| 29 February 2024, Thursday |

In a Mexican border camp, asylum seekers wait for Biden to end Trump health directive

 When Salvadoran refuge searcher Liset Ortiz was seized within the Mexican border city of Ciudad Juarez on her way to the Joined together States, a criminal found the police report she was carrying as verification of the passing dangers she says she gotten in El Salvador for being a lesbian.

So he dragged her absent from her 8-year-old child – who was from a past marriage some time recently she came out as lesbian – and assaulted her, she said. “He told me that he’d appear me he was superior than a lady,” Ortiz described.

Ortiz, 32, and her son were freed from the warehouse where they were held with several other kidnapped women only after her family in the United States wired $4,000 to the kidnappers, her sister in Texas confirmed by phone.
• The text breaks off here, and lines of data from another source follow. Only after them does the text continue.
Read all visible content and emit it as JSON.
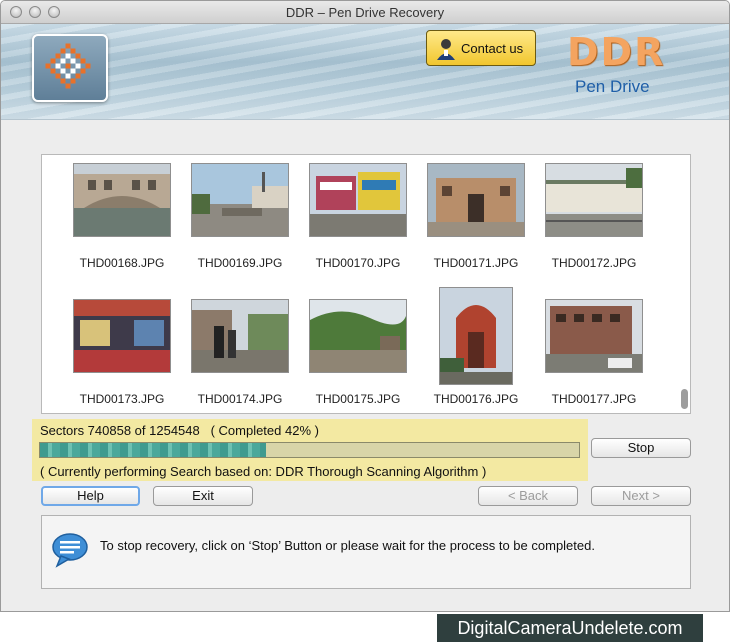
{
  "window": {
    "title": "DDR – Pen Drive Recovery"
  },
  "header": {
    "contact_label": "Contact us",
    "brand_name": "DDR",
    "brand_sub": "Pen Drive"
  },
  "gallery": {
    "items": [
      {
        "filename": "THD00168.JPG",
        "scene": "bridge"
      },
      {
        "filename": "THD00169.JPG",
        "scene": "harbor"
      },
      {
        "filename": "THD00170.JPG",
        "scene": "market"
      },
      {
        "filename": "THD00171.JPG",
        "scene": "fort"
      },
      {
        "filename": "THD00172.JPG",
        "scene": "station"
      },
      {
        "filename": "THD00173.JPG",
        "scene": "mall"
      },
      {
        "filename": "THD00174.JPG",
        "scene": "street"
      },
      {
        "filename": "THD00175.JPG",
        "scene": "trail"
      },
      {
        "filename": "THD00176.JPG",
        "scene": "temple"
      },
      {
        "filename": "THD00177.JPG",
        "scene": "building"
      }
    ]
  },
  "progress": {
    "sectors_text": "Sectors 740858 of 1254548   ( Completed 42% )",
    "completed_fraction": 0.42,
    "status_text": "( Currently performing Search based on: DDR Thorough Scanning Algorithm )"
  },
  "buttons": {
    "stop": "Stop",
    "help": "Help",
    "exit": "Exit",
    "back": "< Back",
    "next": "Next >"
  },
  "info": {
    "message": "To stop recovery, click on ‘Stop’ Button or please wait for the process to be completed."
  },
  "footer": {
    "site": "DigitalCameraUndelete.com"
  },
  "colors": {
    "progress_panel": "#f3e9a2",
    "progress_fill": "#4ba89b",
    "brand": "#f4a460",
    "brand_sub": "#1f5fa8"
  }
}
Once discharged, they fled over the border to the Joined together States trusting to look for refuge from the separation she had confronted in El Salvador.

Instep, that same night, U.S. migration specialists sent them back to Mexico beneath a Trump-era wellbeing code that has closed the border to numerous refuge searchers, she said. Reuters might not freely confirm Ortiz’s account.

U.S. President Joe Biden, amid his effective presidential campaign, censured a Trump-era program that returned tens of thousands of Central American refuge searchers to savage Mexican border cities to hold up as their cases wound through U.S. courts. On his to begin with day in office, Biden ended the program.

Yet, he kept in place a Trump-era health order, known as Title 42, that allows U.S. officials to rapidly expel migrants at U.S. borders during the COVID-19 pandemic. As a result, five months into Biden’s presidency, the scenes at the Mexican border are little changed.

Ortiz and her son are now one of hundreds of Central American families camped at the foot of the international bridge in Reynosa, one of Mexico’s most dangerous cities. The camp is reminiscent of a symbol of Trump’s restrictive immigration policies: the now-closed squalid tent city in another cartel-run border town, Matamoros, 55 miles to the east.

Many of the families living in tents in Reynosa – just across from McAllen, Texas – arrived after they were expelled by U.S. officials to Mexico without a chance to present their asylum claims.

Since Biden took office, U.S. border authorities have recorded more than 400,000 expulsions under Title 42, according to data from the U.S. Customs and Border Protection (CBP) agency. The vast majority of those expelled are Mexicans and Central Americans. Repeat crossings are common.

A White House representative said Title 42 was a open wellbeing mandate, not an migration authorization instrument, and was essential on wellbeing grounds. The Biden organization says it is working to fortify the refuge framework along the border.

But advocate bunches, U.N. authorities and even a few individual Democrats say the continuation of Title 42 is subjecting vagrants to the same threats – seizingblackmail, and sexual viciousness – as the approaches of the Trump organization.

Nearly 3,300 migrants and asylum seekers stranded in Mexico since Biden took office have been kidnapped, raped, trafficked or assaulted, according to report by the New York-based group Human Rights First released Tuesday.

“We believe that it is time to end Title 42,” Kelly Clements, the deputy high commissioner for the United Nations refugee agency, told Reuters. “We think now it is having the effect of sending more people, and children in this case, into harm’s way.”


In Reynosa, criminal groups for years have fought for control of the region’s lucrative drug trafficking and human smuggling routes. On Saturday, armed gunmen killed 18 apparently randomly selected people in several of its neighborhoods.

In the plaza, migrants run a nightly patrol that has beaten back some gang members who have tried to snatch residents of the encampment, migrants say.

A Reuters witness saw no police stationed near the plaza. The state-level office of public security, state government and federal immigration authorities did not respond to questions about what authorities were doing to protect migrants.

Criminal groups exert considerable control along the border in northeastern Mexico and require migrants to pay to cross their territory.

“I’m perplexed to be here,” said Honduran mother Dolores Zúñiga, 40, who says she was seized together with her 7- and 11-year-old sons when she arrived in Reynosa.

After crossing the border and after that being removed back to Mexico, her runner cautioned Zúñiga that unless she hacks up another $1,500 to a criminal bunch for consent to be in Reynosa, she dangers being seized again.

“They have photographs of me,” she said, covering up interior her sweltering tent, where she appeared Reuters content messages from her bootlegger caution her against indeed wandering to the edge of the square.

  • Reuters